(Stored dataset items)
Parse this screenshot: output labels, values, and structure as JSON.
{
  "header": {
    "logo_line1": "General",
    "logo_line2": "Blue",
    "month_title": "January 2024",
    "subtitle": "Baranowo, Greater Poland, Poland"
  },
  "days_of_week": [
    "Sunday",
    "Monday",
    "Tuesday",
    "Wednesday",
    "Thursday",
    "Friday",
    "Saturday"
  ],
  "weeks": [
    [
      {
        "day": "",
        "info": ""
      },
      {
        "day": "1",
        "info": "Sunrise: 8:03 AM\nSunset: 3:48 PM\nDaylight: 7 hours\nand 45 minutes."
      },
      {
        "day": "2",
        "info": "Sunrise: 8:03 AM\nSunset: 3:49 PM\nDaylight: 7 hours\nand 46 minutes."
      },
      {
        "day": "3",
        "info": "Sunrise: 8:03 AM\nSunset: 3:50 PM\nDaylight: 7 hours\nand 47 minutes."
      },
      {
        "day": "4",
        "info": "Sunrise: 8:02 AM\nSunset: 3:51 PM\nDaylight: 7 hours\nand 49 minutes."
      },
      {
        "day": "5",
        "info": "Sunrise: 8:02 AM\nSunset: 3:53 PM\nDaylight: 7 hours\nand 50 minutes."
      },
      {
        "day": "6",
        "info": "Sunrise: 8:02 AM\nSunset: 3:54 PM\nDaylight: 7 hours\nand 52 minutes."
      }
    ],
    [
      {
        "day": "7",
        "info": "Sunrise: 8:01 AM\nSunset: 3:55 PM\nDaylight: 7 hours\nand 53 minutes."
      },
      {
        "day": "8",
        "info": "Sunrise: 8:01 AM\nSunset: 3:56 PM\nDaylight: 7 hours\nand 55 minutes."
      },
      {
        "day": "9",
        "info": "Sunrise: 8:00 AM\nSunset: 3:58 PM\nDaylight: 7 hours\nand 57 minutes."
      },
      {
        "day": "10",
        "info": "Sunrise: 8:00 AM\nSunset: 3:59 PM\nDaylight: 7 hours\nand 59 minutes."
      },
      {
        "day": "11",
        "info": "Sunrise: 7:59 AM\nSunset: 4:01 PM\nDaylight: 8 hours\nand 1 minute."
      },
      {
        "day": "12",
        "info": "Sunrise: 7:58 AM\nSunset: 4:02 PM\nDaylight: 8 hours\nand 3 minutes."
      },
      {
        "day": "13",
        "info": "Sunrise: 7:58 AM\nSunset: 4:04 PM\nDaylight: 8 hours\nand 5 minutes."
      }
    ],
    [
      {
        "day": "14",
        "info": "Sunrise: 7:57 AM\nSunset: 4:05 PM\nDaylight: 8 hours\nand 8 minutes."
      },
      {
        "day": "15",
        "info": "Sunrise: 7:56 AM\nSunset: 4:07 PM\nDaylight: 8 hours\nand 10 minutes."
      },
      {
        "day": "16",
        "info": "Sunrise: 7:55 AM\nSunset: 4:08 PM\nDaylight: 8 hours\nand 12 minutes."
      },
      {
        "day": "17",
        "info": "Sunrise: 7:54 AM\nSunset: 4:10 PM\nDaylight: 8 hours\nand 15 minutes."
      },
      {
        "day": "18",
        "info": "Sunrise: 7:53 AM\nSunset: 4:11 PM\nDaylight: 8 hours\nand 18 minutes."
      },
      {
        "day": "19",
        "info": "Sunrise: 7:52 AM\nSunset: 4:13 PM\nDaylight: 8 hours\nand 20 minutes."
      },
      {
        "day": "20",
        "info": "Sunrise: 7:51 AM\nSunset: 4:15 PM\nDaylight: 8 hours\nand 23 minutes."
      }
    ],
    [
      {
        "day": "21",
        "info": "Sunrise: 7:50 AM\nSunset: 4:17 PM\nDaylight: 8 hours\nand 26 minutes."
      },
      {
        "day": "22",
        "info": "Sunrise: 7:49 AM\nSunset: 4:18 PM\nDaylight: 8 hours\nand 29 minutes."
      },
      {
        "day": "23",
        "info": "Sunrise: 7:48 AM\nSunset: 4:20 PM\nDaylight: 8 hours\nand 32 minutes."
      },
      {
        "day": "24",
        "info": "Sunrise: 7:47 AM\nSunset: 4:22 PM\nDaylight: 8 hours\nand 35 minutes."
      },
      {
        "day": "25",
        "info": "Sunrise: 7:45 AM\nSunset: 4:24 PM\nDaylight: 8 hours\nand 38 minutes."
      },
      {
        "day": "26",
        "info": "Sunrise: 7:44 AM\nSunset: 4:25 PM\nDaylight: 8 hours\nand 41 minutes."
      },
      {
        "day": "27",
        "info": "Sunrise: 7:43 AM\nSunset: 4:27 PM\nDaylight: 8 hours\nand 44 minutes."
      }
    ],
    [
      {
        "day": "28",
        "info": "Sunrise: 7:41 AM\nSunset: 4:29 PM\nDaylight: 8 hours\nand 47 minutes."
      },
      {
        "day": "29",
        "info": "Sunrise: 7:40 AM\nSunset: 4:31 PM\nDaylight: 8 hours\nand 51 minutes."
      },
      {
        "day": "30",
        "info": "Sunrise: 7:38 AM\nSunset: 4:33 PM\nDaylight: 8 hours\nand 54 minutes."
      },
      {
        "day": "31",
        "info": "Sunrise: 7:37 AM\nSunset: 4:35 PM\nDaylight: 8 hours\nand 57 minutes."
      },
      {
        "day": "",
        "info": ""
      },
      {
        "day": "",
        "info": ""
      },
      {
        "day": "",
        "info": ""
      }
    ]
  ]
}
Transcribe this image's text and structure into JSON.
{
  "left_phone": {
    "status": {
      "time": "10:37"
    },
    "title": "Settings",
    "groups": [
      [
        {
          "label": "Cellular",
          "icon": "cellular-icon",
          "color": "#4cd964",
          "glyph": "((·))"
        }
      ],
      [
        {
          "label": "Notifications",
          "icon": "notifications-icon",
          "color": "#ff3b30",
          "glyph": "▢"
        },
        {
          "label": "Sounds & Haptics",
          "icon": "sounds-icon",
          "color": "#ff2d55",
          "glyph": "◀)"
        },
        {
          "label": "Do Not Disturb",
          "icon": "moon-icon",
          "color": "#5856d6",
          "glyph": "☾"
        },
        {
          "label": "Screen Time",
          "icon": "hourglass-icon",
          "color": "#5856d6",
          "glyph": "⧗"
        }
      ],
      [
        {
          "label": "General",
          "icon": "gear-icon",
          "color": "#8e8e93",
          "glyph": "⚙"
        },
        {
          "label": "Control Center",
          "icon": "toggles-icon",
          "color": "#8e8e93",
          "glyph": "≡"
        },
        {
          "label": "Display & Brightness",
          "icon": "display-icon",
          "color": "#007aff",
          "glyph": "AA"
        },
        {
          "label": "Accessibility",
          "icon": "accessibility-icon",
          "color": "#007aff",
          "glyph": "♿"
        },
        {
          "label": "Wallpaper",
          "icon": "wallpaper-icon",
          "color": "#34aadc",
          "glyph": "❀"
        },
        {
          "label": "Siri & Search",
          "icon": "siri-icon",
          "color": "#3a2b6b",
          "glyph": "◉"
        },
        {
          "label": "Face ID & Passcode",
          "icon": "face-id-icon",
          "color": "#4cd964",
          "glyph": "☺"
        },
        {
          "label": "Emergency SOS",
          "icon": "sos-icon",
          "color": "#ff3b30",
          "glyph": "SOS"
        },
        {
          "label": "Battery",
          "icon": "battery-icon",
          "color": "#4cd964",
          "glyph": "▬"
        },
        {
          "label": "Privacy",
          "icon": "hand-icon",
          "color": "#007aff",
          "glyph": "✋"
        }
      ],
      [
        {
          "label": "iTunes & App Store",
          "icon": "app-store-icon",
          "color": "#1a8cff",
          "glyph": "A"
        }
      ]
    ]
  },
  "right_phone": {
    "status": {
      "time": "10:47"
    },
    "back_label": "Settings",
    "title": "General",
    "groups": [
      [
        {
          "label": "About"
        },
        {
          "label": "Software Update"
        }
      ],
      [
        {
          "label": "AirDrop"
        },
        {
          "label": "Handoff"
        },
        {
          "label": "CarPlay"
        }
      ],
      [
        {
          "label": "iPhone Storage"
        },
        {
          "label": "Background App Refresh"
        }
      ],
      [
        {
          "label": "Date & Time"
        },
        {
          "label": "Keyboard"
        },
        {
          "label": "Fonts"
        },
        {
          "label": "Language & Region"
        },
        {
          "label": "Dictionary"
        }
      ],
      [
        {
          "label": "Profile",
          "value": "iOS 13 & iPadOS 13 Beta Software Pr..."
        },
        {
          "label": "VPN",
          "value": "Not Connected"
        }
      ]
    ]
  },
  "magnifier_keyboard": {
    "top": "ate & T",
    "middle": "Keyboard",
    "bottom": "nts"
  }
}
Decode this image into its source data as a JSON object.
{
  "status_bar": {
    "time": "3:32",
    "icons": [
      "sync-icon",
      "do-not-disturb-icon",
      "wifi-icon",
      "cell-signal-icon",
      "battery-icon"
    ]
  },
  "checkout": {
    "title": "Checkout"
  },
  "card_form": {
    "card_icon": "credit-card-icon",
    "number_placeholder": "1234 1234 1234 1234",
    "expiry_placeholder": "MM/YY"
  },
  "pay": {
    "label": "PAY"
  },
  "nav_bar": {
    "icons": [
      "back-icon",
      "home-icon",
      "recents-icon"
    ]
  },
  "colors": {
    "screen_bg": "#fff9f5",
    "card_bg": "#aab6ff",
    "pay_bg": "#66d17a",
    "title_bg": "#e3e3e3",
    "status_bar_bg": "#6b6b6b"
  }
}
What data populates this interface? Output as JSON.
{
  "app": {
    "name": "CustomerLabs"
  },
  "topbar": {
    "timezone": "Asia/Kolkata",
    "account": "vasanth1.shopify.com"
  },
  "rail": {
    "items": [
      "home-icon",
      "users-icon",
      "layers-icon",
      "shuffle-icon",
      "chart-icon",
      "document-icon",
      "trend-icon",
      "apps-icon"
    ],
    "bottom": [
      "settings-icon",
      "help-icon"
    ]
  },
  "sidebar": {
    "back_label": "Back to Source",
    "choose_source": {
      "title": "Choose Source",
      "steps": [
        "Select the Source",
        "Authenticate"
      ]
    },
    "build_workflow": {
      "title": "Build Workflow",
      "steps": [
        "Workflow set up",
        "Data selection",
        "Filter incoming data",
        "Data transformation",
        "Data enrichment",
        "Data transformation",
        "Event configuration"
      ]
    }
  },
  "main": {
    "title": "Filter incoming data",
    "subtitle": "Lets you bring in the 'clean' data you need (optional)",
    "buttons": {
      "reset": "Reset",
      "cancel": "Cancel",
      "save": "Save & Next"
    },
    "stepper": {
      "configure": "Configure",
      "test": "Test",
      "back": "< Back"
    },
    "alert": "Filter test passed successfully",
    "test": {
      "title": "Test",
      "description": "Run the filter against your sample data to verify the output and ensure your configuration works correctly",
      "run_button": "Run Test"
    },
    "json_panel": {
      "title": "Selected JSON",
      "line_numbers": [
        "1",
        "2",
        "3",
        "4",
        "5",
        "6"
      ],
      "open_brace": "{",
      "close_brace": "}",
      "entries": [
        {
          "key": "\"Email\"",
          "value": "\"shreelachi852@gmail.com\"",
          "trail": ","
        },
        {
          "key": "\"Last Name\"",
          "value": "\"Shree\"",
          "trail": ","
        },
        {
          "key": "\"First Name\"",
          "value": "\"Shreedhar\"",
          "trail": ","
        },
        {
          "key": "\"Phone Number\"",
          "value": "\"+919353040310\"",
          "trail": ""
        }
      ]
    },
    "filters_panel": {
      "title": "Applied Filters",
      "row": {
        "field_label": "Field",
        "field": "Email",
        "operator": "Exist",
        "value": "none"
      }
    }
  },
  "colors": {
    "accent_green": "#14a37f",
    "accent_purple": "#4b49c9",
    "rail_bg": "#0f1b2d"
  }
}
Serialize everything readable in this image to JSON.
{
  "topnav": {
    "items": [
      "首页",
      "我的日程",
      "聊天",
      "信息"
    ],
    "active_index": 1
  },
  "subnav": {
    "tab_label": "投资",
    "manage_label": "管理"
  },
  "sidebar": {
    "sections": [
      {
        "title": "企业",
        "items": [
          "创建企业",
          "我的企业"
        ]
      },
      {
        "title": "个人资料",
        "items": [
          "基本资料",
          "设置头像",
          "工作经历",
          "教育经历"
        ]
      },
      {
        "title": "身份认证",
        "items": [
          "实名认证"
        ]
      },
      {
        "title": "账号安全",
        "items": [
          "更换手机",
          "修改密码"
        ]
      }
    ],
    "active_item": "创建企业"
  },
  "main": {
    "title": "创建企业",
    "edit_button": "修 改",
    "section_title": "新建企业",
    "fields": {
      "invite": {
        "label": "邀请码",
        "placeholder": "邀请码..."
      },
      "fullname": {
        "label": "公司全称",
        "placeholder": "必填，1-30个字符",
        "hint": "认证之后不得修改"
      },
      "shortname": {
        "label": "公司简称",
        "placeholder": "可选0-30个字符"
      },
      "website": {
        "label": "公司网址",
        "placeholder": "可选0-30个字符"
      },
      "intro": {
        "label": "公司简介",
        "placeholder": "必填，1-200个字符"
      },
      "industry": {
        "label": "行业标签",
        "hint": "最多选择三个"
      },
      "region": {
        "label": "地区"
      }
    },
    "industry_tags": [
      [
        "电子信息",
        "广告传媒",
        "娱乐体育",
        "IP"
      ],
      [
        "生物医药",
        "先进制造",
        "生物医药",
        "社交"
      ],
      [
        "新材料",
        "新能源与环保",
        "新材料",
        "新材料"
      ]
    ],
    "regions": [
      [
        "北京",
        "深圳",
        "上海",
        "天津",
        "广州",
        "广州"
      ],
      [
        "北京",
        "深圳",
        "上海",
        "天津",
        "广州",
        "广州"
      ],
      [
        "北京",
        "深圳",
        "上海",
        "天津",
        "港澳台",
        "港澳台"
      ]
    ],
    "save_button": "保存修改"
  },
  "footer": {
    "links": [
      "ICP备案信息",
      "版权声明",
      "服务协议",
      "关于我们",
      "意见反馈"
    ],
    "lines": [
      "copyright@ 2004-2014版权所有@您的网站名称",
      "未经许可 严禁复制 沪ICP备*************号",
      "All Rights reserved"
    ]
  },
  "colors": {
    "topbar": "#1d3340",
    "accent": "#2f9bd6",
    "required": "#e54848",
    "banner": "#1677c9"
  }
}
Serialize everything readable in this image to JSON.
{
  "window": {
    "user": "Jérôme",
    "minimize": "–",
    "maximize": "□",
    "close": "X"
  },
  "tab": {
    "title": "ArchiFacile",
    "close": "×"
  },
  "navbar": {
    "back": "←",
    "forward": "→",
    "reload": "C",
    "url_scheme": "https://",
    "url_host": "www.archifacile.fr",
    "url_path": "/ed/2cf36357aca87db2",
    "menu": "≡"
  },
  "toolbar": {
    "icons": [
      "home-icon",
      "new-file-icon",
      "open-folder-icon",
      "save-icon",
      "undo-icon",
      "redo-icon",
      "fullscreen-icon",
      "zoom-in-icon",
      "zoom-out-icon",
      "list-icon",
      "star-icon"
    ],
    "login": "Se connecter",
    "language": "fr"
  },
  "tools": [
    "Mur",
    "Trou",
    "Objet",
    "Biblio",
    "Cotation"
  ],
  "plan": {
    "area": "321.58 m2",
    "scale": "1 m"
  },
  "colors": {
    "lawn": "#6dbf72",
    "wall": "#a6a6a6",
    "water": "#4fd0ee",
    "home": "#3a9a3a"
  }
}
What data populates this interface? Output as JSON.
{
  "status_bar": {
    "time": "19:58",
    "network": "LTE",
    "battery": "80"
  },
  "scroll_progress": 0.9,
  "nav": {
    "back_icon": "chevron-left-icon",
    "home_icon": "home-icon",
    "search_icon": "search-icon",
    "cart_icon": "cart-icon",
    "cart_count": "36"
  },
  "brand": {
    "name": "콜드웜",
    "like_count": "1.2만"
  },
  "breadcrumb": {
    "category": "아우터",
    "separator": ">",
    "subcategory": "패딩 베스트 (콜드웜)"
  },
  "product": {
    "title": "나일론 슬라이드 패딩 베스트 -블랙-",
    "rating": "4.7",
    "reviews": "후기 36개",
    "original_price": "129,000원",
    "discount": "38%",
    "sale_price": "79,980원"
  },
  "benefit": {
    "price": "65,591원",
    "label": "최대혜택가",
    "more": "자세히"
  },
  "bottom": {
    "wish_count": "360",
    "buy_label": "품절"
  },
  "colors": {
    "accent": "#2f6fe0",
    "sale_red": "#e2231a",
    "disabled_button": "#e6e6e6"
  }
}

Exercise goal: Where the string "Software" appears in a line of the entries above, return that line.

Your response:
          "label": "Software Update"
          "value": "iOS 13 & iPadOS 13 Beta Software Pr..."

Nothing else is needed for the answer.